Task instructions — What lines in the entries hold the string "Desired"? List them.

───── Record set

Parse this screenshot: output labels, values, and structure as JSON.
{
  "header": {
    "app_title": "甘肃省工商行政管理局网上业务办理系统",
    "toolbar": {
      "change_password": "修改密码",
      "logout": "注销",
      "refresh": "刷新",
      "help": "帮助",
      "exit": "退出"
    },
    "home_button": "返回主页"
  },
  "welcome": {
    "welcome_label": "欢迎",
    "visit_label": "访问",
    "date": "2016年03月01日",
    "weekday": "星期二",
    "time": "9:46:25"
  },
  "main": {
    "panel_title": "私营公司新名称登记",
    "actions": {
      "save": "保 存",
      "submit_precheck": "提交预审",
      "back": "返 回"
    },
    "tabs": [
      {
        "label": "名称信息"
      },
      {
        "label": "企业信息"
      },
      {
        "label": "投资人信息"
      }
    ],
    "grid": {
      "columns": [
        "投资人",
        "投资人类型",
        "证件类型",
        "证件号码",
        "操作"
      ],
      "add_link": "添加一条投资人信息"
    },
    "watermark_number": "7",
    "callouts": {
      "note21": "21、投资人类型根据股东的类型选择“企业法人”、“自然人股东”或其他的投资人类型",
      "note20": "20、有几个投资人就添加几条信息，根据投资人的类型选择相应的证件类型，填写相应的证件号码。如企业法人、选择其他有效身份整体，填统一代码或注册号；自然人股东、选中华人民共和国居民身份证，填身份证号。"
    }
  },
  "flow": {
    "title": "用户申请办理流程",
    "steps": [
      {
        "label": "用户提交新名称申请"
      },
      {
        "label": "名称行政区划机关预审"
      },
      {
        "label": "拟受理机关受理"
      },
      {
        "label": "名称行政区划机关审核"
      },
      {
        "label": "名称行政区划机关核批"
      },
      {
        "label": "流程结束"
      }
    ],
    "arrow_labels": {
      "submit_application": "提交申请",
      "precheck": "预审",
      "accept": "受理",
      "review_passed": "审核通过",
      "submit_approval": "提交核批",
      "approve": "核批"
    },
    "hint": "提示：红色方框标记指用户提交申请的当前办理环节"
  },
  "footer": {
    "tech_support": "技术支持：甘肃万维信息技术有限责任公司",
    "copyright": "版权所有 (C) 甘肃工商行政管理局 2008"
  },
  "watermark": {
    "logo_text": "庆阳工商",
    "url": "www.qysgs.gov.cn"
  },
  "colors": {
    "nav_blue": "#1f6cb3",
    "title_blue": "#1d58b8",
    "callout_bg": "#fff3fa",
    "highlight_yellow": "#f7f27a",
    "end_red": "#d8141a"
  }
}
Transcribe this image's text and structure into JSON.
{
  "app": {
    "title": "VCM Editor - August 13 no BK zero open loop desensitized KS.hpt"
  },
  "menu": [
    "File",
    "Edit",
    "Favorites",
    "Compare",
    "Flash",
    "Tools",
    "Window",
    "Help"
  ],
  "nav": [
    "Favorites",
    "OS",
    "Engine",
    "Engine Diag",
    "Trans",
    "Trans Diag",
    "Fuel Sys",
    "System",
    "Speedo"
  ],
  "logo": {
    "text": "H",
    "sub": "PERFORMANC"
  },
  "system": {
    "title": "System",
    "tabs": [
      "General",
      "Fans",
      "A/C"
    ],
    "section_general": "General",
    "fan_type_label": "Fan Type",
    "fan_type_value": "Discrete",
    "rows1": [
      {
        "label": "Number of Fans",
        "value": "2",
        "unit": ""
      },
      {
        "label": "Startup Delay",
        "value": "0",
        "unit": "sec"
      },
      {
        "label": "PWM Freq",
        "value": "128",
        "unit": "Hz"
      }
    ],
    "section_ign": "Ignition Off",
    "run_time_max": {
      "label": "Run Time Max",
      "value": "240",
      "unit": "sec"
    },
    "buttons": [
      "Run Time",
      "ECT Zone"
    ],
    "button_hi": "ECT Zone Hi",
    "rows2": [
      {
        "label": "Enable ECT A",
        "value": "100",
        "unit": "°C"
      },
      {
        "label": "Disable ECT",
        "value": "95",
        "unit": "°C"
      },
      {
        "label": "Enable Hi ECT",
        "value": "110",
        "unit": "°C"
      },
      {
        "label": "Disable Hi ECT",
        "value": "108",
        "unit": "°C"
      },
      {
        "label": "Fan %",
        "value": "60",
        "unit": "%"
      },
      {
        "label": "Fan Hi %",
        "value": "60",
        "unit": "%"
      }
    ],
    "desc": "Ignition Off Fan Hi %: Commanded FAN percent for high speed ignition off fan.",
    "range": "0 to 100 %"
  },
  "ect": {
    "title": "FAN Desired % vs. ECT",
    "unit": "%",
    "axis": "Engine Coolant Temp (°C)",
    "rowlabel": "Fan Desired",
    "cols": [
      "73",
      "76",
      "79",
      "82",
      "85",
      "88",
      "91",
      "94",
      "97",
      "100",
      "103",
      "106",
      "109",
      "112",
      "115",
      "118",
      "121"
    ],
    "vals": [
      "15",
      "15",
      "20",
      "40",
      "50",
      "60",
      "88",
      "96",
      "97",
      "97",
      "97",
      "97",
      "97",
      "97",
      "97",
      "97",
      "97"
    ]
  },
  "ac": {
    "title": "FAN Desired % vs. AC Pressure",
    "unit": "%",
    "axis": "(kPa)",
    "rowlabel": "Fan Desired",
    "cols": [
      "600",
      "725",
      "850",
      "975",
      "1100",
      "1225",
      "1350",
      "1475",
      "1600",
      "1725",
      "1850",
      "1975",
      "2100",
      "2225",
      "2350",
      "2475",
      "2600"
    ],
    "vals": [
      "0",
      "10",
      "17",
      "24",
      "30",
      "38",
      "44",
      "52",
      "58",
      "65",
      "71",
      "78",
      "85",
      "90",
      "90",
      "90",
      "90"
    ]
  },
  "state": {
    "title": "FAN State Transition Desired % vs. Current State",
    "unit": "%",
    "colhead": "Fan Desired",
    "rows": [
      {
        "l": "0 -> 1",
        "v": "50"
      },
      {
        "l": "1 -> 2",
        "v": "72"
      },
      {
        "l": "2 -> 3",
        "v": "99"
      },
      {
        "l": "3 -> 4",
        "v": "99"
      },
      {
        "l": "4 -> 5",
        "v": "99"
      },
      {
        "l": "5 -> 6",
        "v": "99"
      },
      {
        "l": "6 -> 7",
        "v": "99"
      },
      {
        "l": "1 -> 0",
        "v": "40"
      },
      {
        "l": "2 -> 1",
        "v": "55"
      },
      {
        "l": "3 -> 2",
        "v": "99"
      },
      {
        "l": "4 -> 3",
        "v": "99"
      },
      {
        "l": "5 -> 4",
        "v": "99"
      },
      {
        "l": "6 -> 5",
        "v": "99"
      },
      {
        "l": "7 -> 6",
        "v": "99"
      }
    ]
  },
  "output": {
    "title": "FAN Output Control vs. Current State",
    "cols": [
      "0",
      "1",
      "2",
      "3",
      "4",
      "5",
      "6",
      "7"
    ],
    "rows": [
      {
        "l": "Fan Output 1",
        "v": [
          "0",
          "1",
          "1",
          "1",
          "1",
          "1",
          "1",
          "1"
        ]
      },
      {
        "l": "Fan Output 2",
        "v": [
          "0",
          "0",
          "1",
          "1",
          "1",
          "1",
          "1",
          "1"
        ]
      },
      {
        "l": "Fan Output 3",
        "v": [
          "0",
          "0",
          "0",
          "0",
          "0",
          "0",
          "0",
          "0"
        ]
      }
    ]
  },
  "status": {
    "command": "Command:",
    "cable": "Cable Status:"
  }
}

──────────

Response —
    "title": "FAN Desired % vs. ECT",
    "rowlabel": "Fan Desired",
    "title": "FAN Desired % vs. AC Pressure",
    "rowlabel": "Fan Desired",
    "title": "FAN State Transition Desired % vs. Current State",
    "colhead": "Fan Desired",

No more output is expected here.